#### Goal of the exercise
Everything in the listing that follows should be reproduced exactly except the pictures.

#### Working data
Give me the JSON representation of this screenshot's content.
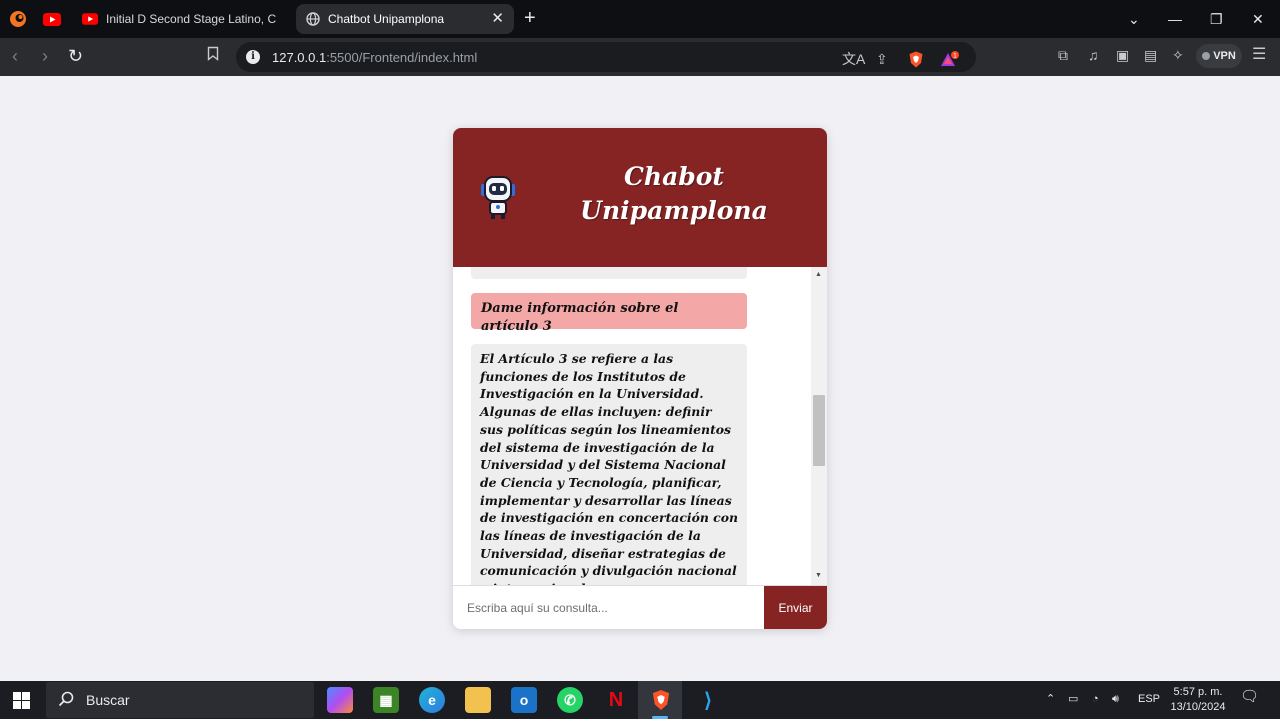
{
  "browser": {
    "tabs": [
      {
        "title": "Initial D Second Stage Latino, Capítu",
        "active": false
      },
      {
        "title": "Chatbot Unipamplona",
        "active": true
      }
    ],
    "address": {
      "host": "127.0.0.1",
      "path": ":5500/Frontend/index.html"
    },
    "vpn_label": "VPN",
    "notification_count": "1"
  },
  "chat": {
    "title_line1": "Chabot",
    "title_line2": "Unipamplona",
    "messages": [
      {
        "role": "user",
        "text": "Dame información sobre el artículo 3"
      },
      {
        "role": "bot",
        "text": "El Artículo 3 se refiere a las funciones de los Institutos de Investigación en la Universidad. Algunas de ellas incluyen: definir sus políticas según los lineamientos del sistema de investigación de la Universidad y del Sistema Nacional de Ciencia y Tecnología, planificar, implementar y desarrollar las líneas de investigación en concertación con las líneas de investigación de la Universidad, diseñar estrategias de comunicación y divulgación nacional e internacional"
      }
    ],
    "input_placeholder": "Escriba aquí su consulta...",
    "send_label": "Enviar",
    "colors": {
      "header": "#862424",
      "user_bubble": "#f4a7a7",
      "bot_bubble": "#eeeeee"
    }
  },
  "taskbar": {
    "search_label": "Buscar",
    "language": "ESP",
    "time": "5:57 p. m.",
    "date": "13/10/2024"
  }
}
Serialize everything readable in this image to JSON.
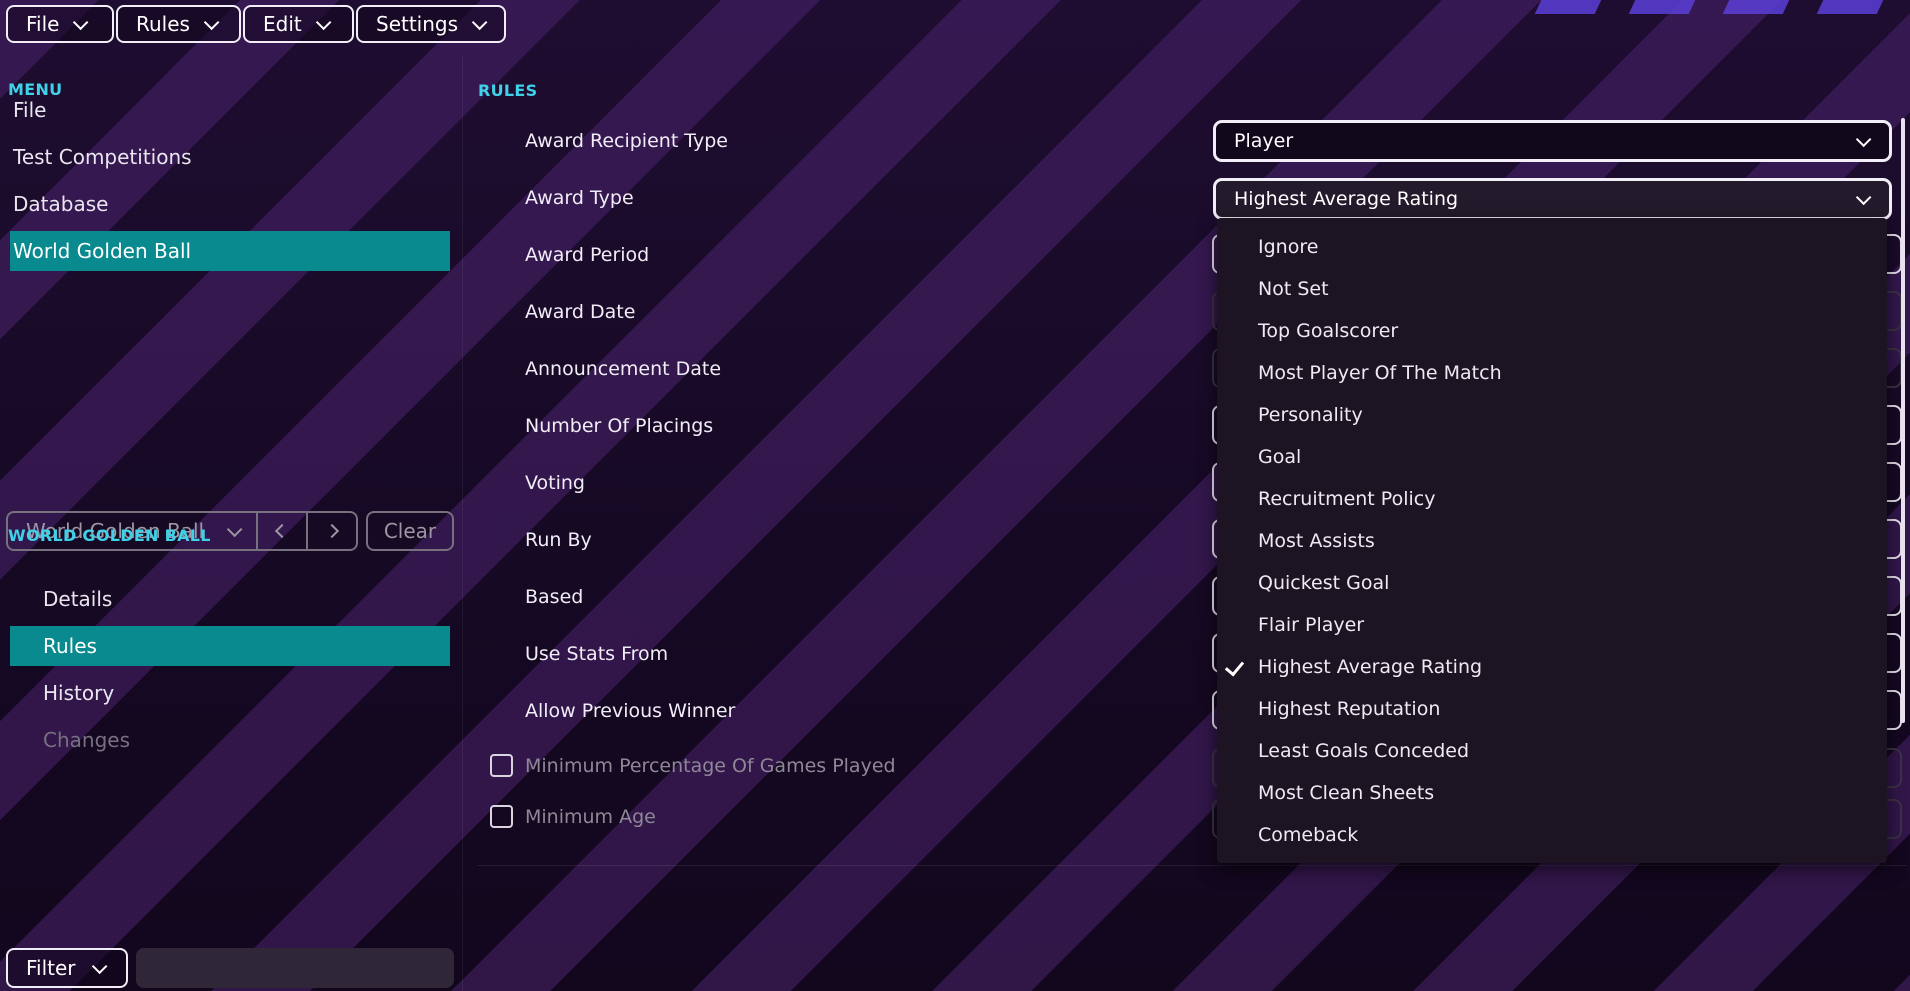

#### Your response
Give me the JSON representation of this screenshot's content.
{
  "browser": {
    "tabs": [
      {
        "title": "Initial D Second Stage Latino, Capítu",
        "active": false
      },
      {
        "title": "Chatbot Unipamplona",
        "active": true
      }
    ],
    "address": {
      "host": "127.0.0.1",
      "path": ":5500/Frontend/index.html"
    },
    "vpn_label": "VPN",
    "notification_count": "1"
  },
  "chat": {
    "title_line1": "Chabot",
    "title_line2": "Unipamplona",
    "messages": [
      {
        "role": "user",
        "text": "Dame información sobre el artículo 3"
      },
      {
        "role": "bot",
        "text": "El Artículo 3 se refiere a las funciones de los Institutos de Investigación en la Universidad. Algunas de ellas incluyen: definir sus políticas según los lineamientos del sistema de investigación de la Universidad y del Sistema Nacional de Ciencia y Tecnología, planificar, implementar y desarrollar las líneas de investigación en concertación con las líneas de investigación de la Universidad, diseñar estrategias de comunicación y divulgación nacional e internacional"
      }
    ],
    "input_placeholder": "Escriba aquí su consulta...",
    "send_label": "Enviar",
    "colors": {
      "header": "#862424",
      "user_bubble": "#f4a7a7",
      "bot_bubble": "#eeeeee"
    }
  },
  "taskbar": {
    "search_label": "Buscar",
    "language": "ESP",
    "time": "5:57 p. m.",
    "date": "13/10/2024"
  }
}
Serialize everything readable in this image to JSON.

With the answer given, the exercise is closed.